» **Task statement**: The entries below are to be returned exactly. Include all of them.

» **Dataset extract**:
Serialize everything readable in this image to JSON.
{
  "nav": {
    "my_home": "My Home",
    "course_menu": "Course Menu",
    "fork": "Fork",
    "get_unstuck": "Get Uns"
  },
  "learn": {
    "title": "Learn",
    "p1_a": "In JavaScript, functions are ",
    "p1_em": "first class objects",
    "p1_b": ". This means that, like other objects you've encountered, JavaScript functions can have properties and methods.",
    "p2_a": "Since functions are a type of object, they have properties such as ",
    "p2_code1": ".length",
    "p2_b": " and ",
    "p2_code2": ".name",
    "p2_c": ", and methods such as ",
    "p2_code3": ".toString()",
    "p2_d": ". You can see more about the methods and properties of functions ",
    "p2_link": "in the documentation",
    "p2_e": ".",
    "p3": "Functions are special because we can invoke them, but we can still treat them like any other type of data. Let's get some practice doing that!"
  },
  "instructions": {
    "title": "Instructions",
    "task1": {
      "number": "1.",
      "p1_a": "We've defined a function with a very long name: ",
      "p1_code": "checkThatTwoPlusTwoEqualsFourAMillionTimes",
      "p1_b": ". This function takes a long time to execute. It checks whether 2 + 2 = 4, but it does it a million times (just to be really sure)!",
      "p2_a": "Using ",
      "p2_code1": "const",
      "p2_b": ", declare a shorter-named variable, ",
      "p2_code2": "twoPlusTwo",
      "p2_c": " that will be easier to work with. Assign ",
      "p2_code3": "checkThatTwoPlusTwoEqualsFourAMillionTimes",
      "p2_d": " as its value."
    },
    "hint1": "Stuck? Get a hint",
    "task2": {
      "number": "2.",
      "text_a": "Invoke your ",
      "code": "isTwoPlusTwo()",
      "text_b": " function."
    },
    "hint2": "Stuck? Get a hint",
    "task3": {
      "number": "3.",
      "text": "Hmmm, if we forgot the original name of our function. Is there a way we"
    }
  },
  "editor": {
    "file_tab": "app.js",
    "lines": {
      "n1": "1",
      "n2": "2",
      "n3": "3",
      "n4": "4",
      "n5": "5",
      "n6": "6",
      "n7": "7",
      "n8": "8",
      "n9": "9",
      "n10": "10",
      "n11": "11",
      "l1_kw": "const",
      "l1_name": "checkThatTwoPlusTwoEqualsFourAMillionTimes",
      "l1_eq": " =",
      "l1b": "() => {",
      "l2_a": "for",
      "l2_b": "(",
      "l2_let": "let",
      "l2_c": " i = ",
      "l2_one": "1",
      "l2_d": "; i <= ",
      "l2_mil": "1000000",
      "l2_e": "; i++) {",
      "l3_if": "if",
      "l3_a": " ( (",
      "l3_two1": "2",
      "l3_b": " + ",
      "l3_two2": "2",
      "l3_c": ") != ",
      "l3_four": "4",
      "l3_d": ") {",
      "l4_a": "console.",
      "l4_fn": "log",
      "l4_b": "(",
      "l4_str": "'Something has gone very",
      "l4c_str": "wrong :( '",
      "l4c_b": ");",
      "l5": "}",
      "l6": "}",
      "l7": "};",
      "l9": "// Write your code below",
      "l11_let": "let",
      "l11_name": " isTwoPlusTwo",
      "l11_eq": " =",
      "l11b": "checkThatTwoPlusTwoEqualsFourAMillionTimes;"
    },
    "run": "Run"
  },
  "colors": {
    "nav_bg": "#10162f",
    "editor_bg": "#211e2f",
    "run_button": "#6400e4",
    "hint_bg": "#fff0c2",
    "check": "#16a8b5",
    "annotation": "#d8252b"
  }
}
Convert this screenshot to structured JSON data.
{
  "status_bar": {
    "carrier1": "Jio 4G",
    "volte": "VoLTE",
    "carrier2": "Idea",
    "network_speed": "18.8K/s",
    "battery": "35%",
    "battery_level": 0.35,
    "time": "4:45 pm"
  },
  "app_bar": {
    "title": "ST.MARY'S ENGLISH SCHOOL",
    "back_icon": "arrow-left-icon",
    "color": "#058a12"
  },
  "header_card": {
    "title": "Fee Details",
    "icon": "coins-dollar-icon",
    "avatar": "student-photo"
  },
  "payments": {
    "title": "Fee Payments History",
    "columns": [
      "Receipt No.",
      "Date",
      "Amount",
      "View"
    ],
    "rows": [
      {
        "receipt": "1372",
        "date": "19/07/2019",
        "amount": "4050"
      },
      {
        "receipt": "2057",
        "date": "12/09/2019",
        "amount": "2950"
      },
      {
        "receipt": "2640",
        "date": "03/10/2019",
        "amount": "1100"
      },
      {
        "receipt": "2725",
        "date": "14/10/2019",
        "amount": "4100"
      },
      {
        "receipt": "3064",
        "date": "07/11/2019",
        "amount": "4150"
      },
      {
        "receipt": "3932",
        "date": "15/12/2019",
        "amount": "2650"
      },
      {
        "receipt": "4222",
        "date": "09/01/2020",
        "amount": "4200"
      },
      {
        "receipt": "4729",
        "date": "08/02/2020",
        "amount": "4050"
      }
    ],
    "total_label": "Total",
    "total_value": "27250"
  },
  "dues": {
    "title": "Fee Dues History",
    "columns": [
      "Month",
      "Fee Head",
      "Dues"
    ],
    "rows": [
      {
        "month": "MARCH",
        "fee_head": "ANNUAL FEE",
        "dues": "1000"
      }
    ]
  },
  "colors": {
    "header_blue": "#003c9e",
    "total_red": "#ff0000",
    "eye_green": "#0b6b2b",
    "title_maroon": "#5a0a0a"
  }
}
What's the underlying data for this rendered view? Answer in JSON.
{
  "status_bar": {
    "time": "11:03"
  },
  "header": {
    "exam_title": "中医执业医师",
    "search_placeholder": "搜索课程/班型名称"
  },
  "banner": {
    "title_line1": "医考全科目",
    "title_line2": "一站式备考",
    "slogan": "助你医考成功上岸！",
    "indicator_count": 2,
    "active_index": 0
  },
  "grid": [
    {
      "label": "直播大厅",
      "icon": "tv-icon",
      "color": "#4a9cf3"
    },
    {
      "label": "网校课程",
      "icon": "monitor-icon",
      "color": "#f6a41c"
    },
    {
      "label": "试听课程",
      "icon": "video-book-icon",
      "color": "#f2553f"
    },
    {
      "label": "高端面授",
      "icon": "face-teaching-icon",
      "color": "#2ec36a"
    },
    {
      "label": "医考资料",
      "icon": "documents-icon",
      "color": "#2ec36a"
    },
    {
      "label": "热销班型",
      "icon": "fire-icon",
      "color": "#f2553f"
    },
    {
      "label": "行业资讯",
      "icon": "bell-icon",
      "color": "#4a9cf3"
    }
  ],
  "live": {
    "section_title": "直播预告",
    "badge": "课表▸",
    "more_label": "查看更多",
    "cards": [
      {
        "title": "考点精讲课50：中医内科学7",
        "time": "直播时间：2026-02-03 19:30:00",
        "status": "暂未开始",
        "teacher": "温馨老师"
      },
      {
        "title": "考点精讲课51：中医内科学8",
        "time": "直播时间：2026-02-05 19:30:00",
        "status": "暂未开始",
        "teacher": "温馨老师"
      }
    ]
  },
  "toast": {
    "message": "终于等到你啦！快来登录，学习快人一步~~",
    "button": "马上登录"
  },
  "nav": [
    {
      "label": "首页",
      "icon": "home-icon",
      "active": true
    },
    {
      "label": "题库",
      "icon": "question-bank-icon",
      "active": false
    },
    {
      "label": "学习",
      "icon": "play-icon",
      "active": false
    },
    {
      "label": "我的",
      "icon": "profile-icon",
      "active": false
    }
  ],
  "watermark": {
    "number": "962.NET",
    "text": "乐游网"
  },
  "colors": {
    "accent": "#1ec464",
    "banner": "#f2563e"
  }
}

» **Output for this task**:
Serialize everything readable in this image to JSON.
{
  "nav": {
    "my_home": "My Home",
    "course_menu": "Course Menu",
    "fork": "Fork",
    "get_unstuck": "Get Uns"
  },
  "learn": {
    "title": "Learn",
    "p1_a": "In JavaScript, functions are ",
    "p1_em": "first class objects",
    "p1_b": ". This means that, like other objects you've encountered, JavaScript functions can have properties and methods.",
    "p2_a": "Since functions are a type of object, they have properties such as ",
    "p2_code1": ".length",
    "p2_b": " and ",
    "p2_code2": ".name",
    "p2_c": ", and methods such as ",
    "p2_code3": ".toString()",
    "p2_d": ". You can see more about the methods and properties of functions ",
    "p2_link": "in the documentation",
    "p2_e": ".",
    "p3": "Functions are special because we can invoke them, but we can still treat them like any other type of data. Let's get some practice doing that!"
  },
  "instructions": {
    "title": "Instructions",
    "task1": {
      "number": "1.",
      "p1_a": "We've defined a function with a very long name: ",
      "p1_code": "checkThatTwoPlusTwoEqualsFourAMillionTimes",
      "p1_b": ". This function takes a long time to execute. It checks whether 2 + 2 = 4, but it does it a million times (just to be really sure)!",
      "p2_a": "Using ",
      "p2_code1": "const",
      "p2_b": ", declare a shorter-named variable, ",
      "p2_code2": "twoPlusTwo",
      "p2_c": " that will be easier to work with. Assign ",
      "p2_code3": "checkThatTwoPlusTwoEqualsFourAMillionTimes",
      "p2_d": " as its value."
    },
    "hint1": "Stuck? Get a hint",
    "task2": {
      "number": "2.",
      "text_a": "Invoke your ",
      "code": "isTwoPlusTwo()",
      "text_b": " function."
    },
    "hint2": "Stuck? Get a hint",
    "task3": {
      "number": "3.",
      "text": "Hmmm, if we forgot the original name of our function. Is there a way we"
    }
  },
  "editor": {
    "file_tab": "app.js",
    "lines": {
      "n1": "1",
      "n2": "2",
      "n3": "3",
      "n4": "4",
      "n5": "5",
      "n6": "6",
      "n7": "7",
      "n8": "8",
      "n9": "9",
      "n10": "10",
      "n11": "11",
      "l1_kw": "const",
      "l1_name": "checkThatTwoPlusTwoEqualsFourAMillionTimes",
      "l1_eq": " =",
      "l1b": "() => {",
      "l2_a": "for",
      "l2_b": "(",
      "l2_let": "let",
      "l2_c": " i = ",
      "l2_one": "1",
      "l2_d": "; i <= ",
      "l2_mil": "1000000",
      "l2_e": "; i++) {",
      "l3_if": "if",
      "l3_a": " ( (",
      "l3_two1": "2",
      "l3_b": " + ",
      "l3_two2": "2",
      "l3_c": ") != ",
      "l3_four": "4",
      "l3_d": ") {",
      "l4_a": "console.",
      "l4_fn": "log",
      "l4_b": "(",
      "l4_str": "'Something has gone very",
      "l4c_str": "wrong :( '",
      "l4c_b": ");",
      "l5": "}",
      "l6": "}",
      "l7": "};",
      "l9": "// Write your code below",
      "l11_let": "let",
      "l11_name": " isTwoPlusTwo",
      "l11_eq": " =",
      "l11b": "checkThatTwoPlusTwoEqualsFourAMillionTimes;"
    },
    "run": "Run"
  },
  "colors": {
    "nav_bg": "#10162f",
    "editor_bg": "#211e2f",
    "run_button": "#6400e4",
    "hint_bg": "#fff0c2",
    "check": "#16a8b5",
    "annotation": "#d8252b"
  }
}
Convert this screenshot to structured JSON data.
{
  "status_bar": {
    "carrier1": "Jio 4G",
    "volte": "VoLTE",
    "carrier2": "Idea",
    "network_speed": "18.8K/s",
    "battery": "35%",
    "battery_level": 0.35,
    "time": "4:45 pm"
  },
  "app_bar": {
    "title": "ST.MARY'S ENGLISH SCHOOL",
    "back_icon": "arrow-left-icon",
    "color": "#058a12"
  },
  "header_card": {
    "title": "Fee Details",
    "icon": "coins-dollar-icon",
    "avatar": "student-photo"
  },
  "payments": {
    "title": "Fee Payments History",
    "columns": [
      "Receipt No.",
      "Date",
      "Amount",
      "View"
    ],
    "rows": [
      {
        "receipt": "1372",
        "date": "19/07/2019",
        "amount": "4050"
      },
      {
        "receipt": "2057",
        "date": "12/09/2019",
        "amount": "2950"
      },
      {
        "receipt": "2640",
        "date": "03/10/2019",
        "amount": "1100"
      },
      {
        "receipt": "2725",
        "date": "14/10/2019",
        "amount": "4100"
      },
      {
        "receipt": "3064",
        "date": "07/11/2019",
        "amount": "4150"
      },
      {
        "receipt": "3932",
        "date": "15/12/2019",
        "amount": "2650"
      },
      {
        "receipt": "4222",
        "date": "09/01/2020",
        "amount": "4200"
      },
      {
        "receipt": "4729",
        "date": "08/02/2020",
        "amount": "4050"
      }
    ],
    "total_label": "Total",
    "total_value": "27250"
  },
  "dues": {
    "title": "Fee Dues History",
    "columns": [
      "Month",
      "Fee Head",
      "Dues"
    ],
    "rows": [
      {
        "month": "MARCH",
        "fee_head": "ANNUAL FEE",
        "dues": "1000"
      }
    ]
  },
  "colors": {
    "header_blue": "#003c9e",
    "total_red": "#ff0000",
    "eye_green": "#0b6b2b",
    "title_maroon": "#5a0a0a"
  }
}
What's the underlying data for this rendered view? Answer in JSON.
{
  "status_bar": {
    "time": "11:03"
  },
  "header": {
    "exam_title": "中医执业医师",
    "search_placeholder": "搜索课程/班型名称"
  },
  "banner": {
    "title_line1": "医考全科目",
    "title_line2": "一站式备考",
    "slogan": "助你医考成功上岸！",
    "indicator_count": 2,
    "active_index": 0
  },
  "grid": [
    {
      "label": "直播大厅",
      "icon": "tv-icon",
      "color": "#4a9cf3"
    },
    {
      "label": "网校课程",
      "icon": "monitor-icon",
      "color": "#f6a41c"
    },
    {
      "label": "试听课程",
      "icon": "video-book-icon",
      "color": "#f2553f"
    },
    {
      "label": "高端面授",
      "icon": "face-teaching-icon",
      "color": "#2ec36a"
    },
    {
      "label": "医考资料",
      "icon": "documents-icon",
      "color": "#2ec36a"
    },
    {
      "label": "热销班型",
      "icon": "fire-icon",
      "color": "#f2553f"
    },
    {
      "label": "行业资讯",
      "icon": "bell-icon",
      "color": "#4a9cf3"
    }
  ],
  "live": {
    "section_title": "直播预告",
    "badge": "课表▸",
    "more_label": "查看更多",
    "cards": [
      {
        "title": "考点精讲课50：中医内科学7",
        "time": "直播时间：2026-02-03 19:30:00",
        "status": "暂未开始",
        "teacher": "温馨老师"
      },
      {
        "title": "考点精讲课51：中医内科学8",
        "time": "直播时间：2026-02-05 19:30:00",
        "status": "暂未开始",
        "teacher": "温馨老师"
      }
    ]
  },
  "toast": {
    "message": "终于等到你啦！快来登录，学习快人一步~~",
    "button": "马上登录"
  },
  "nav": [
    {
      "label": "首页",
      "icon": "home-icon",
      "active": true
    },
    {
      "label": "题库",
      "icon": "question-bank-icon",
      "active": false
    },
    {
      "label": "学习",
      "icon": "play-icon",
      "active": false
    },
    {
      "label": "我的",
      "icon": "profile-icon",
      "active": false
    }
  ],
  "watermark": {
    "number": "962.NET",
    "text": "乐游网"
  },
  "colors": {
    "accent": "#1ec464",
    "banner": "#f2563e"
  }
}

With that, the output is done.